Casserole, stew, braise – all terms we associate with slower cooking, but what do they actually mean? What is it that defines a dish as a casserole rather than a stew, or are they really just different names for the same thing?
There’s a very interesting book called Cooked by Michael Pollan; in it he explores how we, as humans, have developed various methods of cooking, which have not only transformed natural ingredients into something great to eat but also played a part in altering the course of our evolution. The book takes us right back to basics and is split into four parts (or perhaps should I say elements): Fire, Water, Air, Earth. In the section entitled ‘Water’, Pollan looks at the part water plays in the process and spends some time cooking food in liquid; he says “much like a stew, a braise is a method of cooking meat and/or vegetables slowly in a liquid medium. In a stew, however, the main ingredient is typically cut into ...

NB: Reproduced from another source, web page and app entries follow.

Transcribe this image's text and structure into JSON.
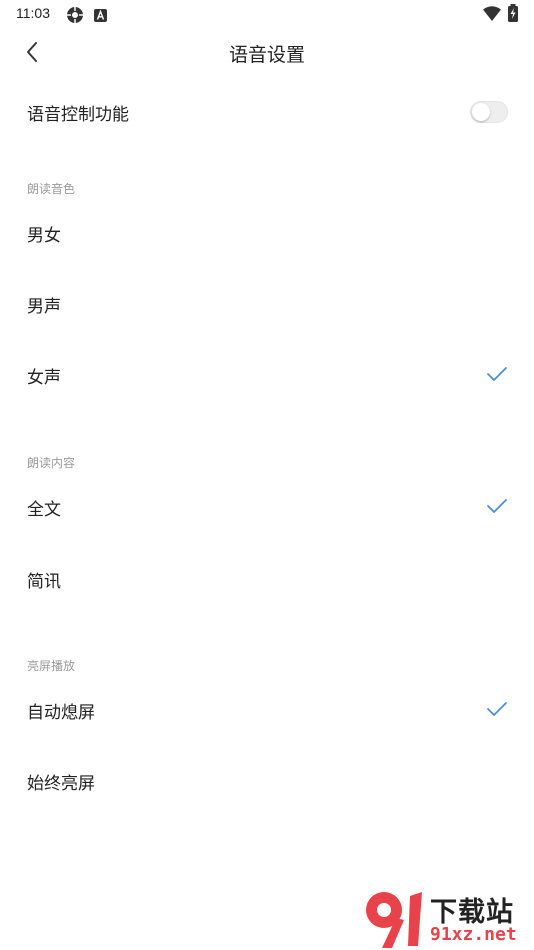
{
  "status_bar": {
    "time": "11:03",
    "icons": [
      "settings-gear-icon",
      "a-notification-icon",
      "wifi-icon",
      "battery-charging-icon"
    ]
  },
  "header": {
    "title": "语音设置",
    "back_icon": "chevron-left-icon"
  },
  "voice_control": {
    "label": "语音控制功能",
    "enabled": false
  },
  "voice_tone": {
    "section_title": "朗读音色",
    "options": [
      {
        "label": "男女",
        "selected": false
      },
      {
        "label": "男声",
        "selected": false
      },
      {
        "label": "女声",
        "selected": true
      }
    ]
  },
  "read_content": {
    "section_title": "朗读内容",
    "options": [
      {
        "label": "全文",
        "selected": true
      },
      {
        "label": "简讯",
        "selected": false
      }
    ]
  },
  "screen_playback": {
    "section_title": "亮屏播放",
    "options": [
      {
        "label": "自动熄屏",
        "selected": true
      },
      {
        "label": "始终亮屏",
        "selected": false
      }
    ]
  },
  "colors": {
    "accent_check": "#4a90d9",
    "section_label": "#9a9a9a",
    "watermark_red": "#e8434b"
  },
  "watermark": {
    "line1": "下载站",
    "line2": "91xz.net"
  }
}
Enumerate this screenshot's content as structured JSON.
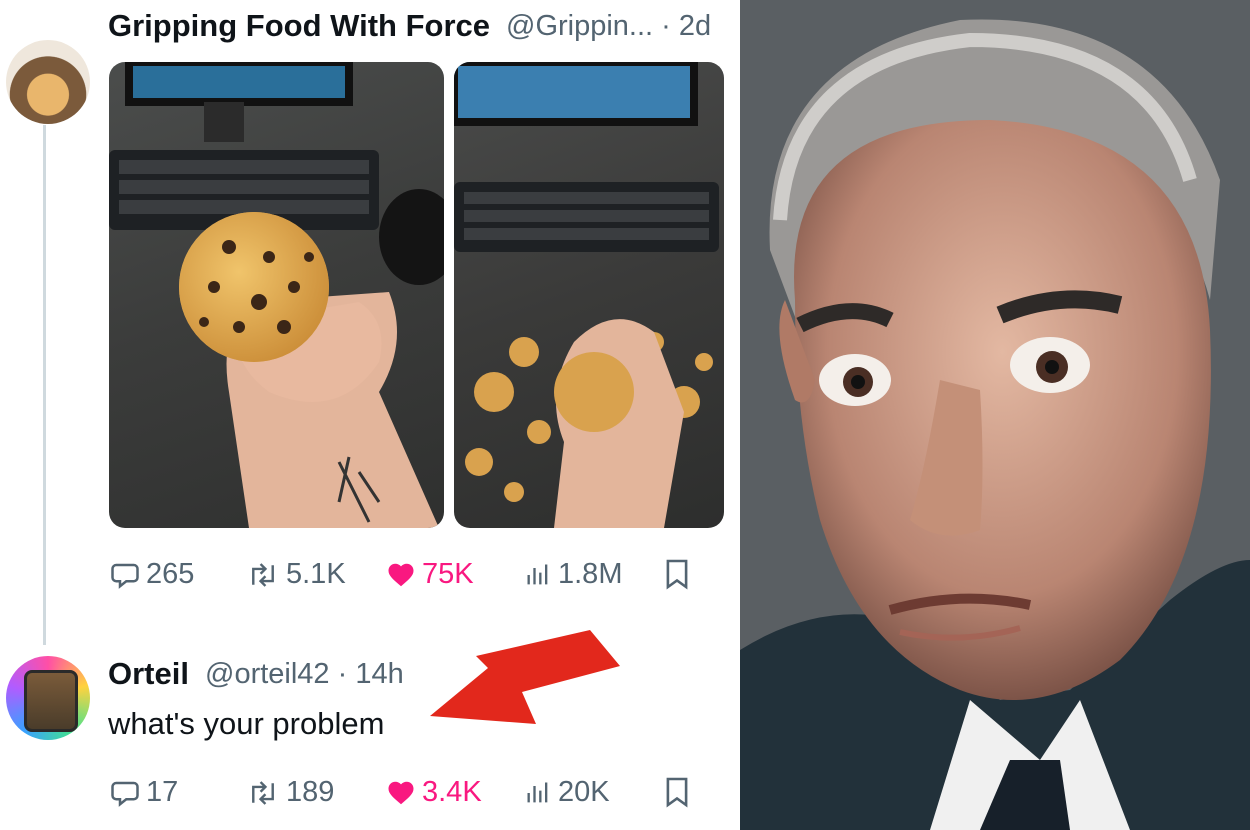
{
  "tweets": [
    {
      "author": "Gripping Food With Force",
      "handle_time": "@Grippin... · 2d",
      "stats": {
        "replies": "265",
        "reposts": "5.1K",
        "likes": "75K",
        "views": "1.8M"
      }
    },
    {
      "author": "Orteil",
      "handle_time": "@orteil42 · 14h",
      "text": "what's your problem",
      "stats": {
        "replies": "17",
        "reposts": "189",
        "likes": "3.4K",
        "views": "20K"
      }
    }
  ],
  "colors": {
    "like_pink": "#f91880",
    "arrow_red": "#e2281c",
    "muted": "#536471"
  },
  "icons": [
    "reply-icon",
    "repost-icon",
    "heart-icon",
    "views-icon",
    "bookmark-icon",
    "arrow-annotation"
  ]
}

Sausages in some form or another have been around for centuries, with most places around the globe having their own versions – Chorizo from Spain, Kielbasa from Poland, Merguez from North Africa, and more sausages from Germany than I have the time or inclination to list here (over a thousand!), to name but a few. Some are raw, some are cured, some are smoked, but the one thing they all have in common is that, more often than not, they are delicious, economical and hugely popular.